··· Dataset entries

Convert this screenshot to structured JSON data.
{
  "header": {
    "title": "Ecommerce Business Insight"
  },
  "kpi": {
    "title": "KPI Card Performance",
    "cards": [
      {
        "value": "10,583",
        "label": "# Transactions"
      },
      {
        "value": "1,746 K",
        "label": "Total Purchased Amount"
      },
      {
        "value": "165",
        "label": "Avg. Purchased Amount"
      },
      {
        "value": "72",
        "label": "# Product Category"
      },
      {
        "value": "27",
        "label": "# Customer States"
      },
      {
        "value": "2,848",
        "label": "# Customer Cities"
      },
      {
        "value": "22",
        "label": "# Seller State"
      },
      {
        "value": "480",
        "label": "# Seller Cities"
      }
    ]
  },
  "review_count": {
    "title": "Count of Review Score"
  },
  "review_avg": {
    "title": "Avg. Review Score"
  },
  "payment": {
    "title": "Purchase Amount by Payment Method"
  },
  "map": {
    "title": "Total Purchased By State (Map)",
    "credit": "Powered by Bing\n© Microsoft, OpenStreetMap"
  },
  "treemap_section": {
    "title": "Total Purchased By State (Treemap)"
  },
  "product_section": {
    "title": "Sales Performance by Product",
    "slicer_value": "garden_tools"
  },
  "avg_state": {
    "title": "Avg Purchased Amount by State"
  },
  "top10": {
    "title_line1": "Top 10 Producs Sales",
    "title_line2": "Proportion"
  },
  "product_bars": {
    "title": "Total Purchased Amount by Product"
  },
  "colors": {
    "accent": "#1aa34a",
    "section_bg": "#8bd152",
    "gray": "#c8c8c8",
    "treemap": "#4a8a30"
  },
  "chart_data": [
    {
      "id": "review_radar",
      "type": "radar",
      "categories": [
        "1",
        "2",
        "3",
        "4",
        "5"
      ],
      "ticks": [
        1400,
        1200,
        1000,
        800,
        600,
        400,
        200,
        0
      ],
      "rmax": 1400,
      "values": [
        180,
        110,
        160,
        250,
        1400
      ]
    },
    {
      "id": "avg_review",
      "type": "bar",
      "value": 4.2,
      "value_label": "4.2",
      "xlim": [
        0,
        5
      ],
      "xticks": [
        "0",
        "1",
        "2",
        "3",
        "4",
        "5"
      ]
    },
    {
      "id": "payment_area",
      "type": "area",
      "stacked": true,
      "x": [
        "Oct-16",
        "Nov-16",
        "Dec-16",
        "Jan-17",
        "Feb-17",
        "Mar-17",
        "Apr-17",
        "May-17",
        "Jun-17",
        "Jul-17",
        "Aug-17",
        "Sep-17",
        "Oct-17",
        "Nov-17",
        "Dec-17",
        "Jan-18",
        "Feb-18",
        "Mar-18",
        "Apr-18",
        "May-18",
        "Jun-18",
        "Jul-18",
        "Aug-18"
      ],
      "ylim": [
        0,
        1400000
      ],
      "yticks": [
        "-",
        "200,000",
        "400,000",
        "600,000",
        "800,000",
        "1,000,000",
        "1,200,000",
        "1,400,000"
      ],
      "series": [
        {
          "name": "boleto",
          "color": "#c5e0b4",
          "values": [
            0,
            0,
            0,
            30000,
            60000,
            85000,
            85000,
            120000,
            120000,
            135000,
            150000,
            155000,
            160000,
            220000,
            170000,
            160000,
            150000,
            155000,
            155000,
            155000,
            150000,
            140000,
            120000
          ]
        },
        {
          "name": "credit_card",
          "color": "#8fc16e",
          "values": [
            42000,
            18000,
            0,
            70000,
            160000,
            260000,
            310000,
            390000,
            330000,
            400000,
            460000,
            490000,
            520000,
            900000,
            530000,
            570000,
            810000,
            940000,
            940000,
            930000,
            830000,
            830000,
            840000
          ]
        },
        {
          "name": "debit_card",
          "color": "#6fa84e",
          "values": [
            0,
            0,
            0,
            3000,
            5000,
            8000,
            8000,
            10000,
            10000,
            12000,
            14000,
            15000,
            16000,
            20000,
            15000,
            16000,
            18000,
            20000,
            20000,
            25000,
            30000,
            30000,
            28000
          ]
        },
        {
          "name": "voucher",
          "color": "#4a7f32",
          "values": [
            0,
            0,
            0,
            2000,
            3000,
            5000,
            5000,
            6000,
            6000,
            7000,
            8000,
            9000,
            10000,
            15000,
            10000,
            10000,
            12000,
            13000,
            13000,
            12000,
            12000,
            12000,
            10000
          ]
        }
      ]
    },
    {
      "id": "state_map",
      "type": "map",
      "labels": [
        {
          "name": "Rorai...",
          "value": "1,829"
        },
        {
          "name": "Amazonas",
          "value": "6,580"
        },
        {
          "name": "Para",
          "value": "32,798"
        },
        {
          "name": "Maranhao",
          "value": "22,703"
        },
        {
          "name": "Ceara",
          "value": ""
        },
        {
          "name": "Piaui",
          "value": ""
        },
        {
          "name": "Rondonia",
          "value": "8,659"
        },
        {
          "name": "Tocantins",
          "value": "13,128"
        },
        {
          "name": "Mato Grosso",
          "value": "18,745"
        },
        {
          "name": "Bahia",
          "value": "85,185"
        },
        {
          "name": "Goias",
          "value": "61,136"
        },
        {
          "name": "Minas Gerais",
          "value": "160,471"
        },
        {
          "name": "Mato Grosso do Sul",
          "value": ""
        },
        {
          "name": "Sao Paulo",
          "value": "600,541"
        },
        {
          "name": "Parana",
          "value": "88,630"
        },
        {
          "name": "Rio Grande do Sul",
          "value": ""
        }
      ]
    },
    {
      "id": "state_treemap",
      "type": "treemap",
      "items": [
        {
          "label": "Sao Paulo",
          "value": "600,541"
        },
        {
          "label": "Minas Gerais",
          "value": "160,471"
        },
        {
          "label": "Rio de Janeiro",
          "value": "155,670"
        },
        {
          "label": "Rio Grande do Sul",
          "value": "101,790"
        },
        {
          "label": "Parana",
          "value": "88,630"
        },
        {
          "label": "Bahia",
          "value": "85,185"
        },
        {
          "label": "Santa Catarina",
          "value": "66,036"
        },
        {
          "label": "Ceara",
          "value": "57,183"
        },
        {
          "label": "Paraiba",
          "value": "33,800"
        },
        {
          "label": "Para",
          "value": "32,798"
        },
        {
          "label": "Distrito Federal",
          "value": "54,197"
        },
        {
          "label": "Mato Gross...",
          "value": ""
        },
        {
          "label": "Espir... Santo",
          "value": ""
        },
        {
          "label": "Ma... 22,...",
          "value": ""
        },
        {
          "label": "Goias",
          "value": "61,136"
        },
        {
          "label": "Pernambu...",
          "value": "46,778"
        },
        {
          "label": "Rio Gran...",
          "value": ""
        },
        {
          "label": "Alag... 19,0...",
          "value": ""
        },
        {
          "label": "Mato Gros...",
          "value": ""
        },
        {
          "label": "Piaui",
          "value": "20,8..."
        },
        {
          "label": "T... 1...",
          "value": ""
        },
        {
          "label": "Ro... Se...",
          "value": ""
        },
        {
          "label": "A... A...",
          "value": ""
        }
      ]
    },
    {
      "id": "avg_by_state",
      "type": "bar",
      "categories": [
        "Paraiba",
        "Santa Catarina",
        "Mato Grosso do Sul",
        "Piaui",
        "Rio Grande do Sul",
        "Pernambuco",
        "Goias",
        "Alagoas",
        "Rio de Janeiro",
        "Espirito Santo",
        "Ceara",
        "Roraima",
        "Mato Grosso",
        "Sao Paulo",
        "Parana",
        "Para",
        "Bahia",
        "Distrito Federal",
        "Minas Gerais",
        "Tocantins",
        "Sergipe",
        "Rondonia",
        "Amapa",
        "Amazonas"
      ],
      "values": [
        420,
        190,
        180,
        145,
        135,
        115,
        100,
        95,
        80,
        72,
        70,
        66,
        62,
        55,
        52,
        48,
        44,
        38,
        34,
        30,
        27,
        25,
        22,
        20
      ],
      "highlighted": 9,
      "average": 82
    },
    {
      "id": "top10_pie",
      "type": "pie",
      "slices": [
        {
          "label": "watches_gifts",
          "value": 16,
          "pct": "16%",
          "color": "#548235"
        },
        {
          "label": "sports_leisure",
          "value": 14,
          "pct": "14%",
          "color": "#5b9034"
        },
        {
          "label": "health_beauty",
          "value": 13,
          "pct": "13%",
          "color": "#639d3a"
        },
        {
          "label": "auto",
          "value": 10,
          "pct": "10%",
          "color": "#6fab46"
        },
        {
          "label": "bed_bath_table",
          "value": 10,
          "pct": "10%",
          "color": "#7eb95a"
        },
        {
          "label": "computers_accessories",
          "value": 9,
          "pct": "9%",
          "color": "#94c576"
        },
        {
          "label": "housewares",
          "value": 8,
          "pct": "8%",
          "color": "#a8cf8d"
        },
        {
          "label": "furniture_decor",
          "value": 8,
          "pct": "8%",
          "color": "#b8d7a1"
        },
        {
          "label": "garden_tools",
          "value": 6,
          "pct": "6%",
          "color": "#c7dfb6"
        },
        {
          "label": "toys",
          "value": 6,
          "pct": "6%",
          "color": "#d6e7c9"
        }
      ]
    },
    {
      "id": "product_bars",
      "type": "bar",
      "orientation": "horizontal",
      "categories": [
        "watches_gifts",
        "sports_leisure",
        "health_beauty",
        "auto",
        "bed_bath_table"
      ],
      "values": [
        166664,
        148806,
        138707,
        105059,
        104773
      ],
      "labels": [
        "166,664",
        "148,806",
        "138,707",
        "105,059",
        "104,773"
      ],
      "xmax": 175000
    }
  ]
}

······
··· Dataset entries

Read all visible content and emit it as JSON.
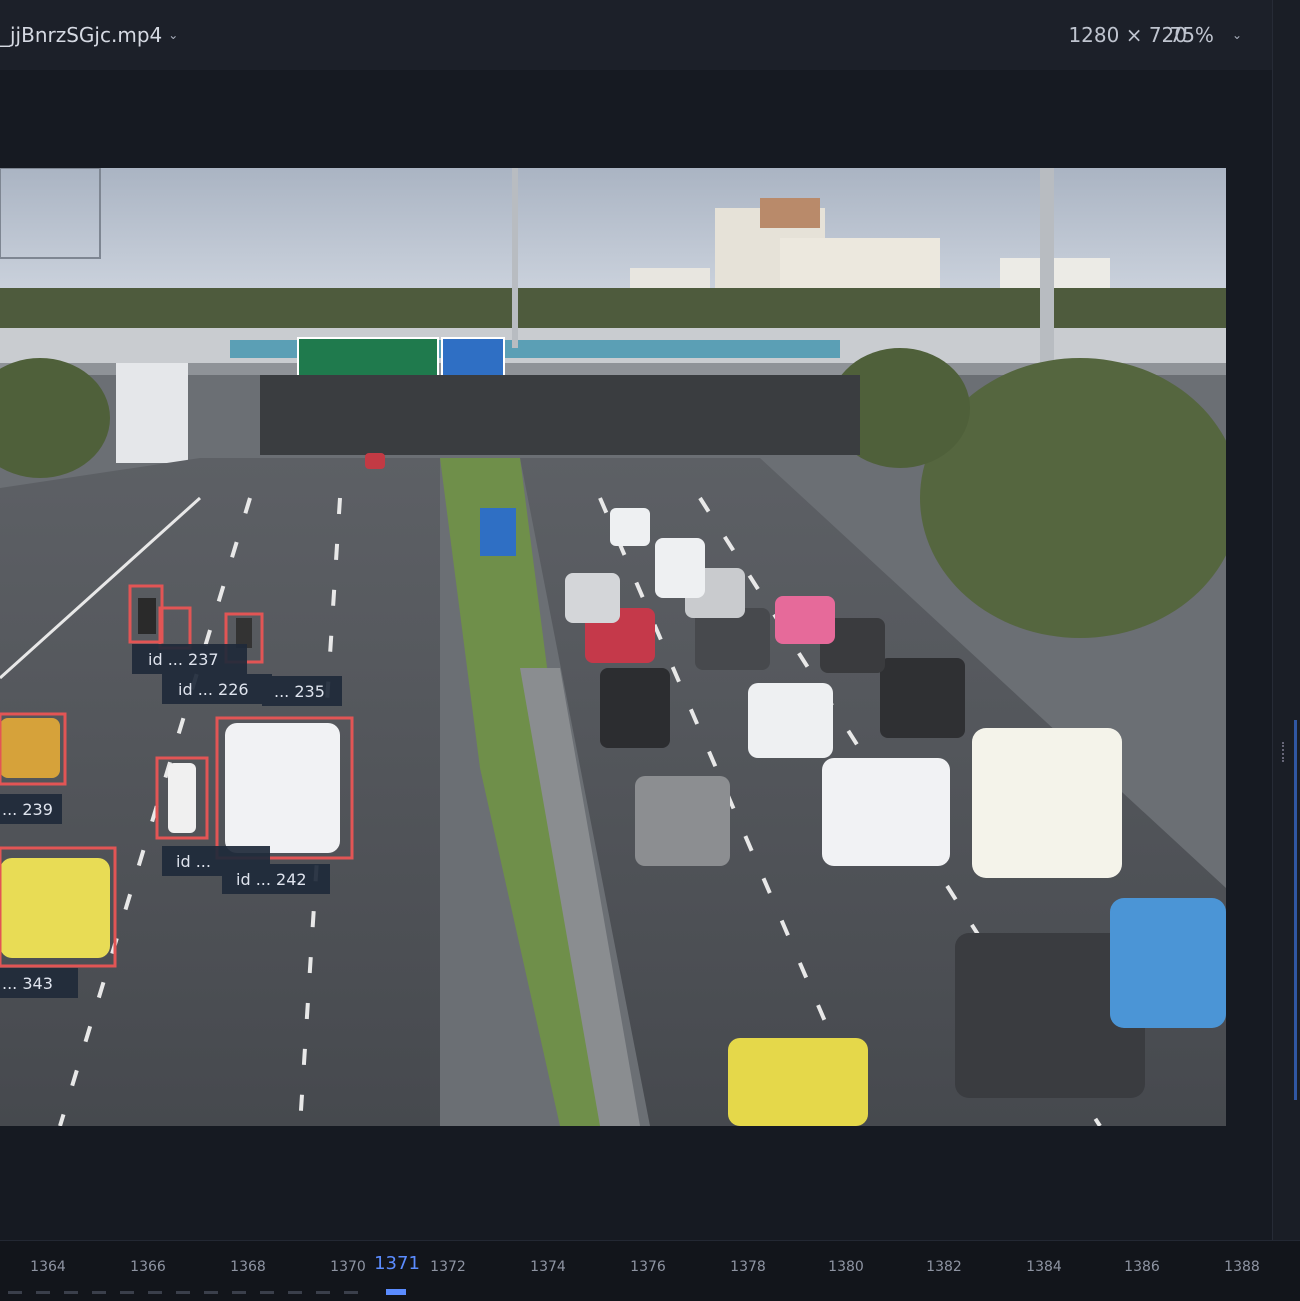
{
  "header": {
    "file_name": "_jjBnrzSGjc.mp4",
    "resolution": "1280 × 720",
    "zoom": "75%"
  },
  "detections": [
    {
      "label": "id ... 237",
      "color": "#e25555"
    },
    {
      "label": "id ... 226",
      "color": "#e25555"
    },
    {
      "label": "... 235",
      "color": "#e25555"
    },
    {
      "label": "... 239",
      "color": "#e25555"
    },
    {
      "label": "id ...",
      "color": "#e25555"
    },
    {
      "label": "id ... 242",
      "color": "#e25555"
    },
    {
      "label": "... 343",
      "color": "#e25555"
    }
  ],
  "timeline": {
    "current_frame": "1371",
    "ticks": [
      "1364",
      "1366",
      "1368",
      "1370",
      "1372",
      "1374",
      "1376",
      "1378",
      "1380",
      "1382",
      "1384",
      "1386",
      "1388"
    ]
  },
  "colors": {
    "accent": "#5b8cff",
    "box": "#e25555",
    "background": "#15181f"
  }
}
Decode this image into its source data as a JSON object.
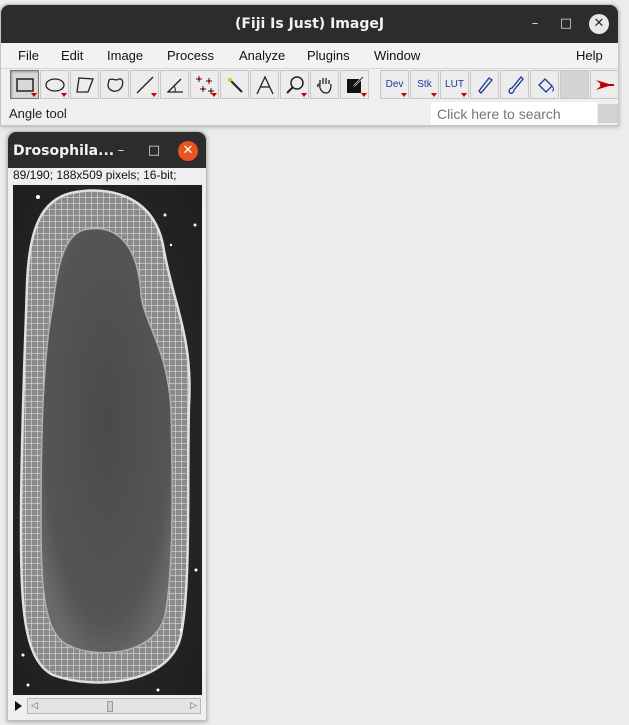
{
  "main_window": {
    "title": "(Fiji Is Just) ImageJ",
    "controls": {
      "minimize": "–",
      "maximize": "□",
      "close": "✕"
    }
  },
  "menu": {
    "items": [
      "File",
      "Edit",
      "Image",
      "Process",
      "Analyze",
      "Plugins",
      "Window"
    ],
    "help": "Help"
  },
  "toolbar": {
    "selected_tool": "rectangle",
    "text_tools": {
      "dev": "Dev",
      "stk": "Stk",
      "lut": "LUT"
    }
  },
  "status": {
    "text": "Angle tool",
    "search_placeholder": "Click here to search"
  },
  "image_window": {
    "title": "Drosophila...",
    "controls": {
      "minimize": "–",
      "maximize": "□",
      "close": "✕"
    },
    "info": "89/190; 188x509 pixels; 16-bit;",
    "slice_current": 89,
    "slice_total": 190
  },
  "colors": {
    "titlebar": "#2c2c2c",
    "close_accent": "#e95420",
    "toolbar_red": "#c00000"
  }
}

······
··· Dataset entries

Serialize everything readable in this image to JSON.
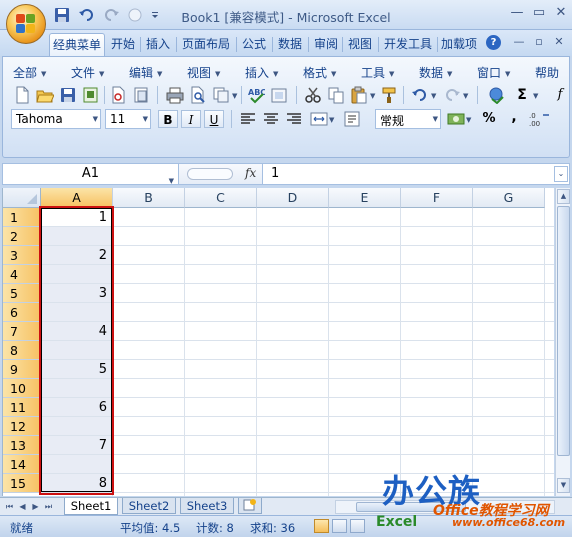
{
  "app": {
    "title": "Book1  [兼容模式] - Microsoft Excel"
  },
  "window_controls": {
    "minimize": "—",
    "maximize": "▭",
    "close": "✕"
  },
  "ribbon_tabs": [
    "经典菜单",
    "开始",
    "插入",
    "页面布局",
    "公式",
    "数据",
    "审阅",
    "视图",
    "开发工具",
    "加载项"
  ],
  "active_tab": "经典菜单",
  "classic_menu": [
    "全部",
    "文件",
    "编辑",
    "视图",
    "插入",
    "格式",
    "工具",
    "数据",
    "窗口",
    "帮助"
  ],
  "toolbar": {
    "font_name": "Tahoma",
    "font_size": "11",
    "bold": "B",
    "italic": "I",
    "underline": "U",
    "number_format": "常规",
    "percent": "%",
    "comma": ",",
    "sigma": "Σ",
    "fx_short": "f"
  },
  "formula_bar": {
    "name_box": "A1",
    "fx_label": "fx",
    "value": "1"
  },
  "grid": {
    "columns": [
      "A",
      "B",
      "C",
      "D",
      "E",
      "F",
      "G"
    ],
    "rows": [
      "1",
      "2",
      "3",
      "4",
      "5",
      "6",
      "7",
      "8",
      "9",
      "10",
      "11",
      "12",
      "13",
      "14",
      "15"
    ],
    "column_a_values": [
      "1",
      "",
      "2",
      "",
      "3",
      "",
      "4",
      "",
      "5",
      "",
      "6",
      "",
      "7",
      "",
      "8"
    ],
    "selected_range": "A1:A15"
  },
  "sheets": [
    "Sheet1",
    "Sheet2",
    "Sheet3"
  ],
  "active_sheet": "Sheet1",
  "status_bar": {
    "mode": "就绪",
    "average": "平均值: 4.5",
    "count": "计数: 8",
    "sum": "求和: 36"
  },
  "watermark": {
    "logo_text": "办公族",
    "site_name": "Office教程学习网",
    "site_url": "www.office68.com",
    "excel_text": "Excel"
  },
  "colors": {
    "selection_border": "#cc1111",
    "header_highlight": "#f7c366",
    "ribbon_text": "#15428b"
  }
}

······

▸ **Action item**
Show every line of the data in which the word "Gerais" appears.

▸ **Answer section**
          "name": "Minas Gerais",
          "label": "Minas Gerais",
        "Minas Gerais",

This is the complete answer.